2009 TRENCHES NW 4 and NW 5 - North West Slope Project
Field Supervisor: Phil Perkins, The Open University, London

 

Final Report:


06-29-09 backhoe opens Trench NW 4


Excavation started in trench NW4 with the removal of the hill-wash deposits overlaying the archaeological strata. A backhoe (mini-digger) was used to excavate the sterile layers.


Students scarping Trench NW 4


The scarps were then cut vertically by hand to create sharp sections on all edges of the trench.

 


Trench NW4 before excavation


Trench NW4 was prepared for excavation by cleaning over the exposed top surface of the archaeological deposits. The trench has an 'L' shape due to its avoidance of mature and valuable chestnut and oak trees. Archaeological features were identified and planned prior to individual excavation.

 


Quarter section of southern firepit in Trench NW4

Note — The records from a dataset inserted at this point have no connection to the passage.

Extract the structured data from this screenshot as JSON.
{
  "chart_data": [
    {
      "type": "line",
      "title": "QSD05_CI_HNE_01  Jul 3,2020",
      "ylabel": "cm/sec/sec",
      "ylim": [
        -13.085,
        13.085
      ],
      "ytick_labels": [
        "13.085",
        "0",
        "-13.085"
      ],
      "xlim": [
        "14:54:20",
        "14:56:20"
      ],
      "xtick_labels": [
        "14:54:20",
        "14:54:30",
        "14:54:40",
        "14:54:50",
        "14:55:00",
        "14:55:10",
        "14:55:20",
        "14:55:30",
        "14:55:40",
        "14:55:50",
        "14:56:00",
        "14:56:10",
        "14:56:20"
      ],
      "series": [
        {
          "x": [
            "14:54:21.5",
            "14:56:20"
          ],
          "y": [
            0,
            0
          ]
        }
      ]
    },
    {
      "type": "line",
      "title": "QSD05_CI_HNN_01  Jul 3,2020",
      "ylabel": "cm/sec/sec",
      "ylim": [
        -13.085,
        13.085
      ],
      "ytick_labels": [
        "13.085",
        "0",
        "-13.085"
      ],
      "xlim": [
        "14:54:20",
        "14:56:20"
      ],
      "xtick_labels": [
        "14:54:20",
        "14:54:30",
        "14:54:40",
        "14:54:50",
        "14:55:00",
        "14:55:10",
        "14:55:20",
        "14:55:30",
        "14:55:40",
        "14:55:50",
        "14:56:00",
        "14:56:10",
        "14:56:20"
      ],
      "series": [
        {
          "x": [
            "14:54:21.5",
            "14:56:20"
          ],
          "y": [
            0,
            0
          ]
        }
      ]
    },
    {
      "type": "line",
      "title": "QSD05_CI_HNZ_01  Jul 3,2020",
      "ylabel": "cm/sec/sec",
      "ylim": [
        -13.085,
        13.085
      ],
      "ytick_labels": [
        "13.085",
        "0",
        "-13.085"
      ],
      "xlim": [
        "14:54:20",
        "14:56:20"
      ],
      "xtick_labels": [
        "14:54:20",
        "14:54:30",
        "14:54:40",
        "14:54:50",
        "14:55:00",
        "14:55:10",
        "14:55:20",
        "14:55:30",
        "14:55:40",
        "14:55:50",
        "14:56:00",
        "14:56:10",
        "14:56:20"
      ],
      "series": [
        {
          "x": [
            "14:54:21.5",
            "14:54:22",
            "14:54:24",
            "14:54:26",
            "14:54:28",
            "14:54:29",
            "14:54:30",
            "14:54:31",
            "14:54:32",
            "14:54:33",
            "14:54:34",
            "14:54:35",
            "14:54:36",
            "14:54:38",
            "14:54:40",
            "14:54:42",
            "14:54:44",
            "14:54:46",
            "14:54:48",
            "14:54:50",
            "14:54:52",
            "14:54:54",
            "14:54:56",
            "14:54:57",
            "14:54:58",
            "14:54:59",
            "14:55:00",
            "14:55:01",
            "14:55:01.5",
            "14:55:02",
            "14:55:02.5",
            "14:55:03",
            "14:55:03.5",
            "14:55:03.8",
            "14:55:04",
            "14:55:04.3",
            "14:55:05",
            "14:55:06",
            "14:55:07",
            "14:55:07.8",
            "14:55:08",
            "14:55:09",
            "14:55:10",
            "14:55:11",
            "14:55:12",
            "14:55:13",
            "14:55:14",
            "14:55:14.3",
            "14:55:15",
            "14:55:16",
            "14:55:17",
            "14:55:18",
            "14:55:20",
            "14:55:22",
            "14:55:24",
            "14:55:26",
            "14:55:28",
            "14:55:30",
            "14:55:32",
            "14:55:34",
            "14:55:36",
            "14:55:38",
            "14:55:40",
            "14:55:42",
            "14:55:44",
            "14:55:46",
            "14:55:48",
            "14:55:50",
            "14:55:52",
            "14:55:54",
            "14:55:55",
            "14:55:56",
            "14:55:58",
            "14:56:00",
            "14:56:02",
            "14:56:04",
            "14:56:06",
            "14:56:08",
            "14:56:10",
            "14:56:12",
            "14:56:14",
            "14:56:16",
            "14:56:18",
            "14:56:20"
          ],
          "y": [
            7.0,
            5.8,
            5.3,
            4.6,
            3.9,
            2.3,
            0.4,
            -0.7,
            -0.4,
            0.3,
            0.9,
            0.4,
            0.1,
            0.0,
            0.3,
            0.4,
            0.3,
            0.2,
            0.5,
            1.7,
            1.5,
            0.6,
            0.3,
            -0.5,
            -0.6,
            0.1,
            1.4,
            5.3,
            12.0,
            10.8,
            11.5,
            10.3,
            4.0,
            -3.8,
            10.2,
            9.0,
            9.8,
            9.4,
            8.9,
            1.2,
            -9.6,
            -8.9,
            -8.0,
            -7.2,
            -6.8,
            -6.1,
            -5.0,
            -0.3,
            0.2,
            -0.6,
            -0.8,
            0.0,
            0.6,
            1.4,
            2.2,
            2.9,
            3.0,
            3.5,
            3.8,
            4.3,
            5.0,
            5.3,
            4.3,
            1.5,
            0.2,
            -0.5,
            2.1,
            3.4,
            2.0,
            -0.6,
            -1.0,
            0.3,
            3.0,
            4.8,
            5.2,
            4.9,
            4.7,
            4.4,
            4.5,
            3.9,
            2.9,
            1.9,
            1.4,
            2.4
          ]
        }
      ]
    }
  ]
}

A circular feature was revealed in the southern part of the trench. A circle of gray-brown soil was surrounded by a ring of dark-red clay. Evidence for burning in a pit cut into the ground. The circular feature, 1.0m across, was divided in to quarters and alternate quarters were excavated to create a simultaneous north-south and east-west section of the pit. This enabled the examination of the processes that caused the pit to be filled.

 


NW4 southern firepit after excavation

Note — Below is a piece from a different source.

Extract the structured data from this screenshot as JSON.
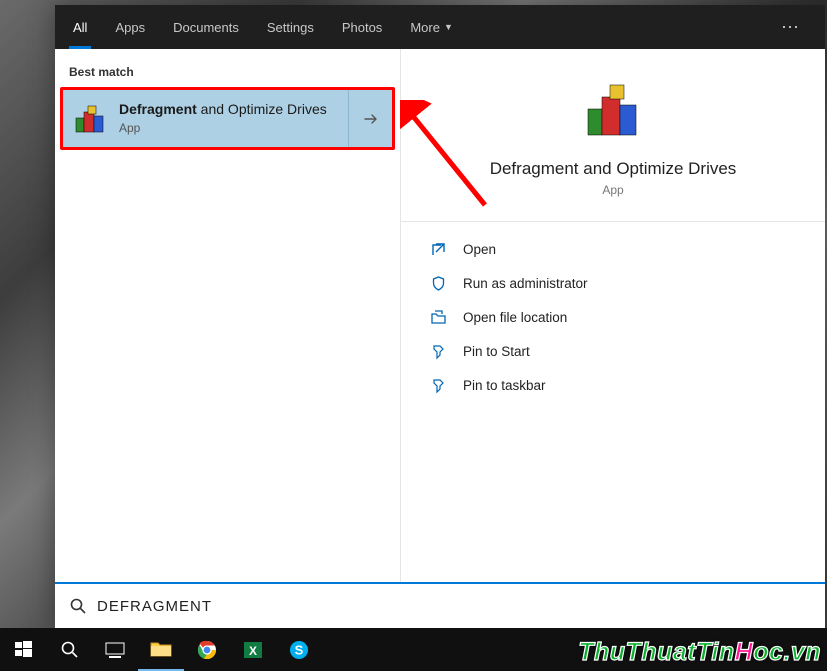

The pit had a rounded bottom and contained much charcoal. The pit was cut as deep as the natural bedrock allowed.

 


NW4 excavation of northern firepit

When the smaller southern pit had been excavated work started on a similar, but larger pit to the north. Meanwhile, in the background work started on NW5, a smaller trench that was positioned to investigate an artificially cut rock that was excavated at the very edge of trench PC18 in the 2000-1 seasons.

 


Partial excavation of northern fire-pit in Trench NW4

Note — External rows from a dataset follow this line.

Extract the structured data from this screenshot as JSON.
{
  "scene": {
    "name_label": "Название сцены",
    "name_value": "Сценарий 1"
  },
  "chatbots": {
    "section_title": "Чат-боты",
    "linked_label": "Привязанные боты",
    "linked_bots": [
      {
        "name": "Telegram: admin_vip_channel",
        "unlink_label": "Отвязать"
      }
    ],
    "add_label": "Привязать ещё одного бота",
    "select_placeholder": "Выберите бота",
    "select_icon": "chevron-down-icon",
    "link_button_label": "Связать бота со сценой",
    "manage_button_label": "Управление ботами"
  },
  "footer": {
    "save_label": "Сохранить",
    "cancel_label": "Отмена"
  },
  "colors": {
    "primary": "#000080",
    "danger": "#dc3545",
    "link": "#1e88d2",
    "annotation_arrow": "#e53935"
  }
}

Thick deposits of charcoal emerged as the larger fire-pit was half-sectioned. Here the uppermost layers filling the pit have been removed.

 


Students work in NW 4; Phil Perkins discusses NW 5 with Michael Thomas and Jess Galloway

 


Jonathan Davies and Nathan Briscoe discuss excavation strategy in NW5

Meanwhile in trench NW5 Jonathan Davies and Nathan Briscoe continue the excavation of the cut rock, that quickly emerged as a cut quadrilateral block.

 


07-08-09: NW5 cut block emerging

The top of the block is seen from the south in the photograph above.

 


Half section excavation of northern fire-pit in Trench NW4

The excavation of half of the large fire-pit was completed revealing a layer of charcoal and a large cut block of stone in the bottom.

 


07-14-09: cut block in Trench NW5

As excavation progressed the block rapidly emerged. Various cuts and grooves suggest an attempt to create large blocks of stone, possibly for the first phase of the sanctuary on the top of the hill.

 


Possible ceramic wasters found in NW4


Finds of poorly fired ceramics in NW4 suggest that the fire-pits may have been used as kilns for firing earthenware pots.

 


07-17-09: 2 superimposed northern firepits in Trench NW4

When the excavation of the larger fire pit was completed it was found to actually consist of two very nearly superimposed, and overlapping pits, one deeper than the other. The most recent pit contained large quantities of charcoal.

 


Ceramic waster found in Trench NW4

Near to the fire-pits a fragment of severely over-fired and deformed clay was found, providing good evidence for manufacture of ceramics.

 


Phil Perkins photographs tool marks on cut block in Trench NW5


Tool marks on the cut block in NW5 were carefully photographed by Phil Perkins.


Closer view of tool marks on cut block in NW 5

 


Sunset at Vigna after a hard day's digging